Towards the end of the BYOB Party (read Part 1 and 2 if you haven’t already), things started getting very serious indeed, what with mathematics, history and philosophy on the cards.
An outline of philosophy

Nilesh Trivedi, an engineer specializing in web and mobile software, got An Outline of Philosophy by Bertrand Russell, which he highly recommends for its topical approach. “Although there has been a lot of path breaking development in cognitive sciences, this book is a good starting point. It can get dry in parts, but Russell is the clearest thinker who put his thoughts on paper, and a courageous writer too.”

It must have been the idea of Russell, but suddenly the BYOB party was a buzz with a flurry of mathematics and its personification- Alan Turing. Incidentally, Turing was also a pioneer in the field of Theoretical Biology, Aditya Sengupta, the biologist, reminded us.

India- a history

Sameer Shisodia, Founder and CEO at Linger Leisure, was bowled over by the extremely fast paced history book called India – A History by John Keay. “It doesn’t feel like a history one bit,” he said. Abhaya incidentally picked up a Keay novel called To Cherish and Conserve: The Early Years of Archaeological Survey of India.  John Keay brought them to the conclusion that history was more like putting pieces of a puzzle together. “There’s a lot of guesswork when it comes to creating history. You could be off by a thousand years, but that’s the beauty of it,” said Sameer.

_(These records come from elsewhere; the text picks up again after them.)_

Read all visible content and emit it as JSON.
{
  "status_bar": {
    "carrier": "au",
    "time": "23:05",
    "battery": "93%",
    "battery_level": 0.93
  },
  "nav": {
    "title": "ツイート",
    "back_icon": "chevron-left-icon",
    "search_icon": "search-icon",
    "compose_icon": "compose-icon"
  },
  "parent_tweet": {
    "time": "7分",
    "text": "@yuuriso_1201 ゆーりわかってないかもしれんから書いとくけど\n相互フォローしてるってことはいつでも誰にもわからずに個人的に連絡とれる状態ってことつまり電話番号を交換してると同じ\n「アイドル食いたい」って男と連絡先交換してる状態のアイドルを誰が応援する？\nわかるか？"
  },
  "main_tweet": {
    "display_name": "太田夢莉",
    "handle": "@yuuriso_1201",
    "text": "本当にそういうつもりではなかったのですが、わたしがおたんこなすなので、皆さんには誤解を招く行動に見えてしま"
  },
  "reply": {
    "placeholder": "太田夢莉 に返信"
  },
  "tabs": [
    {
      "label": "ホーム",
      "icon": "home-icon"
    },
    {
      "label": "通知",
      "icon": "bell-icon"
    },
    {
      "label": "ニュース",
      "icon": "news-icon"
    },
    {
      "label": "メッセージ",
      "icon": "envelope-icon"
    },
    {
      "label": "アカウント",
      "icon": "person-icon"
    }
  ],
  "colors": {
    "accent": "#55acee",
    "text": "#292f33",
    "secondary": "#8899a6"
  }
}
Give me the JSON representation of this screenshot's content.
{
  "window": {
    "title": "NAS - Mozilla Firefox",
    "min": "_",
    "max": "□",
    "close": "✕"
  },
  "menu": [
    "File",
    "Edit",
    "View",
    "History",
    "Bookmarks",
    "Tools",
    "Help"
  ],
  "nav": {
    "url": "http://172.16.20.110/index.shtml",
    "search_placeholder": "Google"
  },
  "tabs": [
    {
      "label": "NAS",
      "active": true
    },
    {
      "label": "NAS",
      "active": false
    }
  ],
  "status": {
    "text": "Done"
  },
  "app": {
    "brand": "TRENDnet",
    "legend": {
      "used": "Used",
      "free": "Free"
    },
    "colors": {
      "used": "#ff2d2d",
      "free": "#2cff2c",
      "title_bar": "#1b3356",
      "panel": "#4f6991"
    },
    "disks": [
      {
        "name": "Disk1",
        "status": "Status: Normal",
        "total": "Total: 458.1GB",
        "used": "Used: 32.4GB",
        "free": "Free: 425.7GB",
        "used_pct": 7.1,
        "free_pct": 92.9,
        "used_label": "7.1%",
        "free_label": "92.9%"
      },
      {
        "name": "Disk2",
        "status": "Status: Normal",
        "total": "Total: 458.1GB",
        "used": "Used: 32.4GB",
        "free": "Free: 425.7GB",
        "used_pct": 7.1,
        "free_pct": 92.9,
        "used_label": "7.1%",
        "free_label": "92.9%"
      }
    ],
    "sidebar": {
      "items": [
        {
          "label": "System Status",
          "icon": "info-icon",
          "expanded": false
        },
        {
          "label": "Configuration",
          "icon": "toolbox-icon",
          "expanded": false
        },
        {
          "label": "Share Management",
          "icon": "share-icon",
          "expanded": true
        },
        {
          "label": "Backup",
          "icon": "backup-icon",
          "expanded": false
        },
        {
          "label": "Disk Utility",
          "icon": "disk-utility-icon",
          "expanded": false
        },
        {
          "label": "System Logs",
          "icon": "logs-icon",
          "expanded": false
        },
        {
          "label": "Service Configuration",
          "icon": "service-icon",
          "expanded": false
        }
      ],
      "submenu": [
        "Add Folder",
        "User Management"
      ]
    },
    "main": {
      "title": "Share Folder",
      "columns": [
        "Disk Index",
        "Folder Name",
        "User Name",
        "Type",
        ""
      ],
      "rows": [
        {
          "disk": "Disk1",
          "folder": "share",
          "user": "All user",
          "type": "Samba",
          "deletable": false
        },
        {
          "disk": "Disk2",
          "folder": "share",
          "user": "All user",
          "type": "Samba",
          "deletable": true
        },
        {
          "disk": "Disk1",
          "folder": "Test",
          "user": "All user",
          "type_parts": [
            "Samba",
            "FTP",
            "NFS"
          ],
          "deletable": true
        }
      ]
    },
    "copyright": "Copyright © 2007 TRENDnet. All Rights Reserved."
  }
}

There’s no verity in the past- the maps are mostly untrue. Even Kings had no exact approach about where their empires ended. There was genereal consensus about how history lessons in school never sparked this kind of excitement. “Who cares what year King so and so was born?” asked Nilesh.

gunsgermssteel

Maybe a book called Guns, Germs and Steel is what every history hater should read,  Abhaya said. Like Napolean’s Buttons that Sudharsan Narayanan talked about, this book too deals with how certain factors changed the course of events. “Environmental determinism takes away a lot of the blame of what happened in the name of colonialism, even then this book is charmingly written.”

The younger particiapants talked about other media– R. Sundararajan talked about a 26 episode documentary series called ‘The World at War’  based on the Second World War.

MAUS

Srishti talked about a graphic novel called MAUS by Art Spiegelman. Only an illustrator can make sense out of the incomprehensible and Spiegelman does this by turning the Jews into Mice and the Nazis into cats. Conversation went around to what the ordinary German made of the entire scenario. “In all likelihood, war is not what people want; they just want a good harvest and a safe place for their babies,” Jaya said as she reflected on the war strewn atmosphere of G.R.R. Martin’s A Game of Thrones. “The highlight of  MAUS for me was when an African American faced racism by the same Jew who suffered in the Holocaust,” Srishti said. Spiegelman says so much in this book, it is worth a read.

It was not just books in English that were part of the conversation. Abhaya talked about a Hindi book calledAapki Bunti by Mannu Bhandari, acclaimed writer and wife of the famous Hindi writer Rajendra Yadav. It’s about the kind of impact a divorce could have on a child. “There are so many menaingful books in Hindi but the question really is where do we find them?” Shalini asked.

A few book stores were mentioned, but strangely enough there are not too many venues to buy Indian Language books from. A lot has to do with the mentality of publishers and the complete absence of marketing. Support from publishers is rare and except for a few instances of authors who are enterprising enough to promote their books on media like Whatsapp, there seems to be no vision. The general consensus is that people  want to read books in all languages; however readers are also the problem.  Here’s an instance of reader apathy that was shared. A writer once put up a chapter of his book on his blog. He was congratulated by his readers but all of them wanted a free copy. That’s the plight of the author, and so the publishing industry suffers as does the writer.

On the whole, the BYOB Party was a thought provoking exercise and it’s something  that should be hosted in more and more places so that the love of books and cake and conversation overtakes everything else in the world!

Join us the next time…